Posts Tagged ‘public art’
These aren’t the final photos, but here are some initial photos of the mirror-polished stainless steel sculpture, Muse, after it was installed a couple weeks ago:
More pictures will be coming soon, but for now, here’s a short video of our latest public sculpture rising into place. The install went off flawlessly, exactly as planned — quick and painless. 🙂
Work on the Rio Bosque Wetlands Park Hawk Sculpture for El Paso, TX is nearing completion. Below are photos of the stainless steel hawk sculpture with its final oxide patina, the corten steel tree sculpture with a rust finish, and the five related signs that will be placed in different areas of the parks, just prior to getting their rusted finish. The bird sculpture will be mounted at the top of the tree, and the signs will receive graphics that describe the flora and fauna of the park.
The public art for the Rio Bosque Wetlands Park is coming along nicely. The stainless steel hawk will eventually get a special patina that will lend it the bronze-like tones of the animal sculptures I made for the Denver Zoo. Here’s a couple of photos of the hawk in its current state:
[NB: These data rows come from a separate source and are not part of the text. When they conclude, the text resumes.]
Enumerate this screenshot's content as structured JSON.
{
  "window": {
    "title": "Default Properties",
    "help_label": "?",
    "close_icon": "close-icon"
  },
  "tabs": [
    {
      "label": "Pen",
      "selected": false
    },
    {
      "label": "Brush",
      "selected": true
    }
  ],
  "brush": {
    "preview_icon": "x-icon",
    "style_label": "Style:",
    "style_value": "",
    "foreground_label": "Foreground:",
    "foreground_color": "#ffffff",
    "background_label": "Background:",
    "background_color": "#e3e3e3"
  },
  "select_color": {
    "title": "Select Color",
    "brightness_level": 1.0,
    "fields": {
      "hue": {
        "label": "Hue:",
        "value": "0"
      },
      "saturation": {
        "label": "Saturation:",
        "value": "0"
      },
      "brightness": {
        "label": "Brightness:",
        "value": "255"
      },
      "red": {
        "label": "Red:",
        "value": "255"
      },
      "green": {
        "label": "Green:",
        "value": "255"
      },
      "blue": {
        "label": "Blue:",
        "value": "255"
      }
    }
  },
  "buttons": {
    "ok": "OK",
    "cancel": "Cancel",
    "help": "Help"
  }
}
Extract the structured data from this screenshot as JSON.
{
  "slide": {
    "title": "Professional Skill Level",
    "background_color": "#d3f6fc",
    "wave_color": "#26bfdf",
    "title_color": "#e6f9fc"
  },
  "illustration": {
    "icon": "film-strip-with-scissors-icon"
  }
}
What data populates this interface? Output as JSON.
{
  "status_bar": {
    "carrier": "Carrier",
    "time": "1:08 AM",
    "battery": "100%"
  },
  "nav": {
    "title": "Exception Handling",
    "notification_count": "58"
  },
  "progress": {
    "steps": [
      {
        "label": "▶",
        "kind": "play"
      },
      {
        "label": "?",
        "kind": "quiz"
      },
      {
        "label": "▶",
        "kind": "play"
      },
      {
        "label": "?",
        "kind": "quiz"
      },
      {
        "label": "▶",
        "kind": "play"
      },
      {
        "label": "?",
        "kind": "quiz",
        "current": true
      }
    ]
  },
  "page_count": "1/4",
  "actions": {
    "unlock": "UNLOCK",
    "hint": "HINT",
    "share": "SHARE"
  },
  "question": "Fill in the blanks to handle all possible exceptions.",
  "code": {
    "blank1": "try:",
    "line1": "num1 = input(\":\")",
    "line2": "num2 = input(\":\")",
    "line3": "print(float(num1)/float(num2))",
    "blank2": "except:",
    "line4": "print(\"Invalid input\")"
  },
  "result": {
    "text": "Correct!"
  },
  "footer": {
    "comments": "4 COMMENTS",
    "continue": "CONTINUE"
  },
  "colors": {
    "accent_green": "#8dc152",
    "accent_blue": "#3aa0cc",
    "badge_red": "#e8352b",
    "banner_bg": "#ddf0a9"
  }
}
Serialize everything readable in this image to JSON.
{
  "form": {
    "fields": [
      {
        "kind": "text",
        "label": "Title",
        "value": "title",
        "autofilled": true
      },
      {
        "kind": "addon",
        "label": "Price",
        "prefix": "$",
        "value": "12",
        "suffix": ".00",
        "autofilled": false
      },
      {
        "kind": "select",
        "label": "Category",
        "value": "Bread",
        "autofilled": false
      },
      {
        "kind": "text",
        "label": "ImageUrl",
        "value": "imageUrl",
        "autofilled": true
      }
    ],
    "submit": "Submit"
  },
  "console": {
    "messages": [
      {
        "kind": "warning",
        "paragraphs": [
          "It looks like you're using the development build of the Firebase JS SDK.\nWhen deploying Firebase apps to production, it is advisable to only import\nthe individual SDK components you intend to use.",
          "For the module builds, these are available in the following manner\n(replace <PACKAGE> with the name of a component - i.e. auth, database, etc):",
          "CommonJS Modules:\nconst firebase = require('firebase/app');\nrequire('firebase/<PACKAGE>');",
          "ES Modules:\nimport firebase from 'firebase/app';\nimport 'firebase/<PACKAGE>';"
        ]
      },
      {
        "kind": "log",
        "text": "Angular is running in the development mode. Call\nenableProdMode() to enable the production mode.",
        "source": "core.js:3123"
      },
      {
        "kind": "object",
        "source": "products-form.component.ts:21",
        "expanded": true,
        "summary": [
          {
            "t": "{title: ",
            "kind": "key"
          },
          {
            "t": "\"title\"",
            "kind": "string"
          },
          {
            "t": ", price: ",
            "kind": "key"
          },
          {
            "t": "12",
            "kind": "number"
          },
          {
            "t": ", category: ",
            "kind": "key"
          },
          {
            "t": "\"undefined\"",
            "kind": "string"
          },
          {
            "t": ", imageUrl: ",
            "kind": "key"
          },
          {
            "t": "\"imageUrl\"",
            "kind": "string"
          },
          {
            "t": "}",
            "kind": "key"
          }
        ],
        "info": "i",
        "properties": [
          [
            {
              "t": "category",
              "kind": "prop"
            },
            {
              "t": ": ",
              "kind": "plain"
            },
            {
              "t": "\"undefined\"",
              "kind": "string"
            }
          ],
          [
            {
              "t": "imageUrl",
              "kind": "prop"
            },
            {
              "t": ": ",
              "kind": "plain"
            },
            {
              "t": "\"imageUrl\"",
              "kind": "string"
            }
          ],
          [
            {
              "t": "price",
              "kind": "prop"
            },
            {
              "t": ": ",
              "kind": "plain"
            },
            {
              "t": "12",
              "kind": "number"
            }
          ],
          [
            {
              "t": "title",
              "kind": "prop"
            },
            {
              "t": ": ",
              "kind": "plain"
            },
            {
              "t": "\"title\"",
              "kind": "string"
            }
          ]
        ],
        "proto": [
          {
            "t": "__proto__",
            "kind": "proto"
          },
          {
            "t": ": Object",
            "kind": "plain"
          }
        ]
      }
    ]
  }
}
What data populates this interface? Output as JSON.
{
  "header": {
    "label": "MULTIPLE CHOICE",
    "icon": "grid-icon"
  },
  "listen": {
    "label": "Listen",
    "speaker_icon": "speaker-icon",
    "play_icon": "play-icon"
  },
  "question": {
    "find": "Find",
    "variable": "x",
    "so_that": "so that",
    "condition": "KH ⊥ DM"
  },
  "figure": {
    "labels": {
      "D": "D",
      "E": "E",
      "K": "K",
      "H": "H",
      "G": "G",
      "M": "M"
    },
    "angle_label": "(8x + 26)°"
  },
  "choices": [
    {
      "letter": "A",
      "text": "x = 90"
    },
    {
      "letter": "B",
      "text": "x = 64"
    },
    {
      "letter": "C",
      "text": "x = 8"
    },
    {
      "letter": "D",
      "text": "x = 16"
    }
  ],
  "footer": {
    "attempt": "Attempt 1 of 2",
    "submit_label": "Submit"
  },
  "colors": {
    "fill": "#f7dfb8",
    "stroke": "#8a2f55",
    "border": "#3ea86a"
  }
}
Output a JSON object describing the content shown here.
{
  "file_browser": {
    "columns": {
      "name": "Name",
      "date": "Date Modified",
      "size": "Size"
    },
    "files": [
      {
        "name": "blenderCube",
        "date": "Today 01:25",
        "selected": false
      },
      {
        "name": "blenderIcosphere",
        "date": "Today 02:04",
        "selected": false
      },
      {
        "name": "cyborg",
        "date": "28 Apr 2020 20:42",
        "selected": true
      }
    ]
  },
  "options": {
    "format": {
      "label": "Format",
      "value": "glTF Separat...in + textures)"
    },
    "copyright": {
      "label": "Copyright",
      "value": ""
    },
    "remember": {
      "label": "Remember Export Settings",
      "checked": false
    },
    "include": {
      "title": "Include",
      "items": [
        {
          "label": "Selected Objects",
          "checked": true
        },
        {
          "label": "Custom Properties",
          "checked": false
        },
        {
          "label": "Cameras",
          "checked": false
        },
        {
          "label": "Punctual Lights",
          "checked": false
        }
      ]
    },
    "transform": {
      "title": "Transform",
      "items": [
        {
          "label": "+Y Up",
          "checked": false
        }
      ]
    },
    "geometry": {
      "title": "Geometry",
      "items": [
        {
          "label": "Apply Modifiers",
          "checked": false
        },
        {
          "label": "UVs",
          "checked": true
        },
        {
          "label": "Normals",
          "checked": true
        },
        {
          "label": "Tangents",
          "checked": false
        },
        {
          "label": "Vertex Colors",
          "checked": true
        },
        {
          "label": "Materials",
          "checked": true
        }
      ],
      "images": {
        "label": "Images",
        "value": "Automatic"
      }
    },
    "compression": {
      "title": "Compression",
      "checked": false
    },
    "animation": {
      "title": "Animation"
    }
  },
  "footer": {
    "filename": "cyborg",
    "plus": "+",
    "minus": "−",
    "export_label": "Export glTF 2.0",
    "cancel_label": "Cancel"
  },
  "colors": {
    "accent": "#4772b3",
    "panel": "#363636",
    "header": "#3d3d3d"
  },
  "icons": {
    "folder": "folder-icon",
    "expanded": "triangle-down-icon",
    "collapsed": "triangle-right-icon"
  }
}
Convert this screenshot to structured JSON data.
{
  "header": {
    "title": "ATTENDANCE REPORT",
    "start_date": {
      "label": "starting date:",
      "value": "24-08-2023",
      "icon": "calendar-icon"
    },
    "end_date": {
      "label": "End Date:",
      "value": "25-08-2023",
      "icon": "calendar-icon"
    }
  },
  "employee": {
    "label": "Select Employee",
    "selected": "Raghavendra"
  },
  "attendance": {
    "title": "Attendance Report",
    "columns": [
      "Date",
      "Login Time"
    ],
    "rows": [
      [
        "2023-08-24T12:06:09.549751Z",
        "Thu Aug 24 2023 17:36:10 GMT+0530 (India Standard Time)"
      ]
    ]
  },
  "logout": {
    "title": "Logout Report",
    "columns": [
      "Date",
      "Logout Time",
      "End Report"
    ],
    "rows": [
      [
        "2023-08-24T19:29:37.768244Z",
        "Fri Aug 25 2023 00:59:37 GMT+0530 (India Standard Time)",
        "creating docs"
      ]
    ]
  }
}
Here’s a video showing the progress on the wing for a Harris Hawk sculpture for the Rio Bosque Wetlands Project in El Paso, TX. The fabrication of this stainless steel and corten public art sculpture is going smoothly and the installation is currently scheduled to happen in about four months. Stay tuned for more progress pics and video!
See the previous blog post for the original drawing of this sculpture, and the full description of the meaning of the work. After three weeks, working by myself (outdoors in a field, no less) with only help to lift and move the heavy parts, I’m exhausted, but quite proud of this sculpture created for the Icheon International Sculpture Symposium. Weighing in at nearly two tons, this sanded and mirror-polished stainless steel public art is nearly nineteen feet long, almost twelve feet tall, and five feet deep. The final landscaping won’t be in place for some time, and these photos were taken right after installing it in the dirt — but imagine a little grass around it and a path through the middle of the two vertical slabs, and you get the idea. It was an amazing adventure and tested my skills at working with the most minimal amount of tools. And here it is, complete. I present to you, Transition:
For those wondering about the two-ton stainless steel sculpture I’ll be making here for the next three weeks at the Icheon International Sculpture Symposium, here is the rendering, along with the text description below it. Also, here is the website for the symposium: Icheon International Sculpture Symposium, Korea (edit: after symposium, link changed to updated page for 2011 symposium)
We are always in transition; from one breath to another, each heartbeat to the next – we are transitioning from our past experience to who we are now and who we would like to be.
This sculpture, titled TRANSITION, is the expressed reminder of that reality. Its overall shape implies a gateway: a universal marking of transition from one place to another, from one choice or moment into the next. The horizontal crosspiece hearkens to ancient flint stone carvings shaped by man, while the vertical support pieces are clean, modern and monolithic – representational of the moment that present transitions to past.
TRANSITION symbolizes the concept of bringing awareness to each unique moment of time. I have chosen to offset the horizontal crosspiece to bring visual focus to a specific point at the gateway. This choice visually pulls the viewer in to contemplate the complex and multifaceted surface at the gateway entry, symbolic of the moment of transition. The gateway entry point is slightly smaller than an average door entry width, alluding to the concept that the difficult moments or choices in life are not passed through with great ease.
Currently we’re in the process of making a 9/11 Memorial Sculpture, and I have a section of an I-beam from the World Trade Center. It’s sobering to look at this thing and think about the fact that this was a strong, straight beam prior to the attacks of 9/11/2001. Part of the process of making this public sculpture involved turning the one length of beam into three: we have a fourteen-foot long section of I-beam, and need one ten-foot section for the sculpture itself, then two smaller sections that will be used for indoor displays about 9/11.
I made a short time-lapse video of the process mostly using a camera we recently set up in the studio to document the progress of sculpture projects. It’s less than two minutes long, but covers the entire process of cutting and slightly smoothing the raw edges (so they won’t cut anyone that touches the beam):